Wednesday, June 25, 2008

Spam, spam, beautiful spam.

I always enjoy looking at my browser's spam folder before I delete it. On rare occasion, there's something that's actually supposed to have come to me. But there's always the unintentionally hilarious email that's intended to grab my attention.

The one I've been getting lately - about every third day for the past month - has a subject line of "what a stupid face you have here johnstoner."

Well, that surely gets my attention. Not entirely sure what it's selling, unless there's some sort of new profile enhancement scam of which I am unaware. And not sure it's doing a really good job of making me want to open the email to find out.

Sunday, June 15, 2008

Fellowship of the Ring, the concert

I went out to Wolf Trap a couple of weeks ago, to see The Fellowship of the Ring. Yes, an outdoor showing of the movie, digitally projected in HD-quality. But this was a special print – it didn’t have the score. Sure, it had the dialogue and any sound effects. But the score itself was performed by an orchestra. And a 200-person choir, and soloists.
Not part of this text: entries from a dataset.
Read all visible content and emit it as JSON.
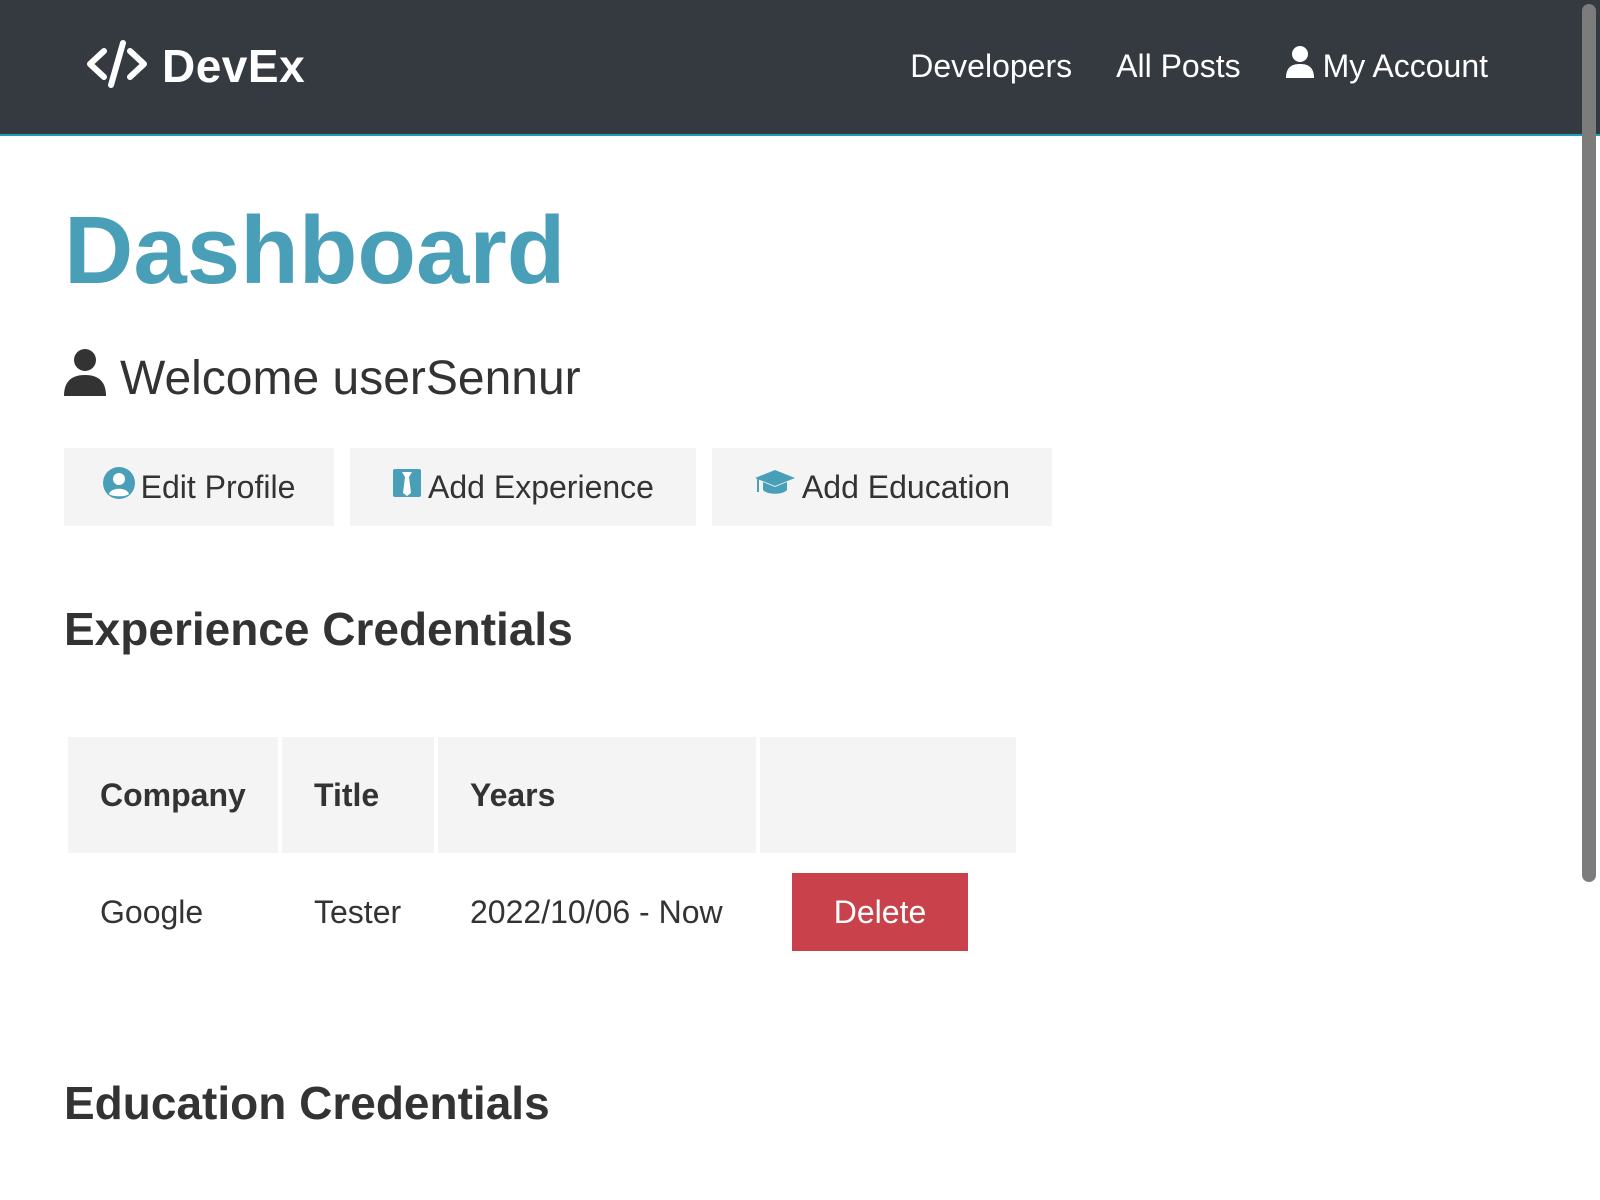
{
  "navbar": {
    "brand": "DevEx",
    "links": [
      "Developers",
      "All Posts",
      "My Account"
    ]
  },
  "page": {
    "title": "Dashboard",
    "welcome": "Welcome userSennur"
  },
  "actions": {
    "edit_profile": "Edit Profile",
    "add_experience": "Add Experience",
    "add_education": "Add Education"
  },
  "experience": {
    "heading": "Experience Credentials",
    "columns": [
      "Company",
      "Title",
      "Years",
      ""
    ],
    "rows": [
      {
        "company": "Google",
        "title": "Tester",
        "years": "2022/10/06 - Now",
        "action": "Delete"
      }
    ]
  },
  "education": {
    "heading": "Education Credentials"
  },
  "colors": {
    "navbar_bg": "#343a40",
    "accent": "#4a9fb8",
    "danger": "#c9424b",
    "light_bg": "#f4f4f4"
  },
  "icons": [
    "code-icon",
    "user-icon",
    "user-circle-icon",
    "id-badge-icon",
    "graduation-cap-icon"
  ]
}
They billed it as the “world premiere” of a live performance of the score done to the movie. (The score has been separately performed as a concert, but never with the movie.)

I’ve been to three or four other orchestral performances of scores at movies, notably the Abel Gance 1927 silent film masterpiece Napoleon, but this was the first time I’ve been to a live performance of a score to a sound movie.

Absolutely amazing. Really shows how much a score adds to a movie, and having it live made it almost 3-D in character. The orchestra had some extra instruments, called for by the score: Japanese and African war drums, anvils, metal plates suspended by wire. And the soloists were superb.

I could not identify any instances where the score was off from where it was supposed to be, or any errors. There were certainly times where the volume was louder or softer compared to the dialog than it had been in the movie, but hey! It’s a live performance!

Really a lot of fun. Only drawbacks were that (a) they had to wait until dark to start the movie (hello! It’s a movie), so it started at 8:30 and, with an intermission, ended after midnight, kind of late for a school night, and (b) it was mighty cold. Probably 50 degrees when the movie started, and certainly less than that when it ended, and it felt chillier when the wind blew through the house. As I hadn’t really thought about the weather when I started out from Richmond, where it had been in the high 70’s in the afternoon, I was really happy that I had not cleaned my car out for the trip, so I still had a sweatshirt in the trunk and a down jacket in the back seat. I put them to good use at the movie. (And, of course, if they had waited until later in the year for the performance, when it would have been warmer, they’d have also had to wait until even later in the evening for it to get dark. Late May and done shortly after midnight is much better than mid-July and ending after 1 a.m.)